So what’s the point of a secured credit card if you’re giving the bank the same amount of money you’re allowed to spend? Well, the point is to build credit. Think of a secured credit card as a chance to prove your creditworthiness. If you make all of your payments on time, that information will be reported to the credit bureaus and you’ll be establishing a credit history. Once you’ve used a secured card to build your credit, you can qualify for an unsecured card – one that doesn’t require a cash deposit and has better benefits.
Apply for a credit-builder loan.
Similar to a secured credit card is a credit-builder loan. With this type of loan, the amount you “borrow” is deposited into a savings account in your name, however you cannot access the money until you have paid the loan in full. Your payment history is reported to the credit bureaus, helping you to establish a positive credit history if you make all of your payments on time. Once you’ve repaid the loan, you can access the funds. Credit builder loans can be a bit hard to find, but they are often offered at smaller financial institutions like community banks and credit unions.
Consider a student credit card.
If you’re a college student looking to build your credit, you may want to consider a student credit card. Many credit card companies target college students specifically because of their future earning potential. In most cases, college students can be approved for a student credit card without a credit history, they just have to demonstrate enough income or assets to cover the minimum monthly payments. These types of credit cards can be a good way to establish credit, however it’s important to note that they usually have lower credit limits and higher interest rates than traditional credit cards.
Take out a store credit card.
Many stores offer private credit cards that can only be used at that particular retailer. Store credit cards typically have less-stringent underwriting standards, meaning they’re generally easier to obtain than a traditional credit card. For this reason, they can be a good way for someone with no credit, or poor credit, to begin working toward a strong credit score. Like student credit cards however, these types of cards usually come with relatively low credit limits and high interest rates, so it’s very important to use them responsibly.
Make your student loan payments on time.

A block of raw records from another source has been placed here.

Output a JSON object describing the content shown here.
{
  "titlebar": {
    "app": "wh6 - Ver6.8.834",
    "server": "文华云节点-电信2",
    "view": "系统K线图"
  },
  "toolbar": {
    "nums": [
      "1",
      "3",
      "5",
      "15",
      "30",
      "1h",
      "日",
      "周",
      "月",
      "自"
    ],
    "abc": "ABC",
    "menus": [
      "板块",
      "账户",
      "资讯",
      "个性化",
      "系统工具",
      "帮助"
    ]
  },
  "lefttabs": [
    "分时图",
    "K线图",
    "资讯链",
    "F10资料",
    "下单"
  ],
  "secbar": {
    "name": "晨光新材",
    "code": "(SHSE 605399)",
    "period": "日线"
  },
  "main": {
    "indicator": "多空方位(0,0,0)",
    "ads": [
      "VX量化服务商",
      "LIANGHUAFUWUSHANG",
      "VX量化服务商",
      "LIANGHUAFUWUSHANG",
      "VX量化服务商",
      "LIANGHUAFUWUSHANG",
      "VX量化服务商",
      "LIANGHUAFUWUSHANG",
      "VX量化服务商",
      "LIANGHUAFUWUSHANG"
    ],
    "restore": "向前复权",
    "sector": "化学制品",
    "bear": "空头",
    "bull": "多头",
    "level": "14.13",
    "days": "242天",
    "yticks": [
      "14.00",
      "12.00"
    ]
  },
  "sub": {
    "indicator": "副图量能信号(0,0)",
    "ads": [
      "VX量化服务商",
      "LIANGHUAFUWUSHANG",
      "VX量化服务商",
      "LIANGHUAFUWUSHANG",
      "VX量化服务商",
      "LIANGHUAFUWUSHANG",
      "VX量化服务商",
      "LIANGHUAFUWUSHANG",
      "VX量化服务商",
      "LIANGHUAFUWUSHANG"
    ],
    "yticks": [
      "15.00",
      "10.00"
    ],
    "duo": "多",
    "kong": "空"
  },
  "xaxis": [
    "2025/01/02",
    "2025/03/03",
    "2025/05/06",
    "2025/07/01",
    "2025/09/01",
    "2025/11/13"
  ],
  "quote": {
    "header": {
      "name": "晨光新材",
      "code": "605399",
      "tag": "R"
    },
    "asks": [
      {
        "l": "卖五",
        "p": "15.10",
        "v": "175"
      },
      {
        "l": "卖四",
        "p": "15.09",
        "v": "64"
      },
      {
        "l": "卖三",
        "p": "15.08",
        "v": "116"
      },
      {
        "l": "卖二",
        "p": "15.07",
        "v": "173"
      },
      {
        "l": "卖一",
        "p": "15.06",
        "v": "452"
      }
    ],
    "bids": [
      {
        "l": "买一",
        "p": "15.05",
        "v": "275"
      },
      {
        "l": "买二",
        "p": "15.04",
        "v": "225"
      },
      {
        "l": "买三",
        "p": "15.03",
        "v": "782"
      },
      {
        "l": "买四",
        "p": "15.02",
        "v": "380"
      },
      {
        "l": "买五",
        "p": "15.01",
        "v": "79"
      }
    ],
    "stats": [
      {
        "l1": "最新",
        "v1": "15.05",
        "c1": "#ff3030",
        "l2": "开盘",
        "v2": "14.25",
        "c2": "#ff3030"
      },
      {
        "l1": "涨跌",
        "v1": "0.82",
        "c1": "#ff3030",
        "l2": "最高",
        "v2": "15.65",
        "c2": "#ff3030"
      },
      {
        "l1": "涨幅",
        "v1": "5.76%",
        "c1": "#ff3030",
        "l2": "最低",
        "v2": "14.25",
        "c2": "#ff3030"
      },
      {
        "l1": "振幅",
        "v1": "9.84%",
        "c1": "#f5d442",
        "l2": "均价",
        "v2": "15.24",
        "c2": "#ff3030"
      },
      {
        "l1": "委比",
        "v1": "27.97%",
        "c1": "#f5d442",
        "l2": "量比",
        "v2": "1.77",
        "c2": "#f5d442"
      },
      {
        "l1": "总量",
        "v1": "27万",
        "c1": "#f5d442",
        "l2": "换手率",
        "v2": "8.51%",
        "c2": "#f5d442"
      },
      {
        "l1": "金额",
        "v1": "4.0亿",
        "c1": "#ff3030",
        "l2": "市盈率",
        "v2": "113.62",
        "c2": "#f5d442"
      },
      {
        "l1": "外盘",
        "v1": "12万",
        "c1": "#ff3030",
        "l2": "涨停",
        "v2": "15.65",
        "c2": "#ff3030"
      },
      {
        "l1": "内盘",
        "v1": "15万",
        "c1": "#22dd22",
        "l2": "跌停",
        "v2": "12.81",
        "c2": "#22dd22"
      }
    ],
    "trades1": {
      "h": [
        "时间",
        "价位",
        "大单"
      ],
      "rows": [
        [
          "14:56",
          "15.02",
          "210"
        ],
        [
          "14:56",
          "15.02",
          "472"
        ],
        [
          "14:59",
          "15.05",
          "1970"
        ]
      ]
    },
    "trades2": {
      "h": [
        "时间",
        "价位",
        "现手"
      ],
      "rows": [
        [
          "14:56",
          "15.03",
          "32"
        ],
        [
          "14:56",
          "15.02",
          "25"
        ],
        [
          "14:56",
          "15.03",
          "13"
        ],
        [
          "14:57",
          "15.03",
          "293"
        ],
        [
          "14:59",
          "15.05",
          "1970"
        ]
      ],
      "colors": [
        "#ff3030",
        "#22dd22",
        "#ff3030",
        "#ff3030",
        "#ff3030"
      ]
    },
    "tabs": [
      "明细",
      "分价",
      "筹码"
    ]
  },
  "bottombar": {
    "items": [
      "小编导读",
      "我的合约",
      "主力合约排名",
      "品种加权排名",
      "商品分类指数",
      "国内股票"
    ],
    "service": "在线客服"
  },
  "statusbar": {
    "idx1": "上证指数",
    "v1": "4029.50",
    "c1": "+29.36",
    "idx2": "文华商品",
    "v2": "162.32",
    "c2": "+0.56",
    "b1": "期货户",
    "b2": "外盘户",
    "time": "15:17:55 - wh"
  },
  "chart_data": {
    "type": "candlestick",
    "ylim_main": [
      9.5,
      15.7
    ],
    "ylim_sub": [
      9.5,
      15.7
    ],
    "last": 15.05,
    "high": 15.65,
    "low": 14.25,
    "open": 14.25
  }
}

If you’re a student or recent grad, there’s a good chance you have student loans. Even though many people cringe at the thought of paying back student loans, for someone with little to no credit history, student loan payments can be a great way to build credit. Because student loan payments are reported to the credit bureaus, making your payments on time can pave the way for a strong credit score. Like other loans however, missing payments will hurt your credit history. To avoid missing monthly payments, you’ll need to ensure that they are affordable. If your student loan payments are currently too steep for you to keep up with, you may want to look into refinancing them.
As you can see, there are many different roads you can take to get from the world of no credit to the world of good credit. No matter which approach you decide to use, just remember the importance of making all of your payments on time, every time!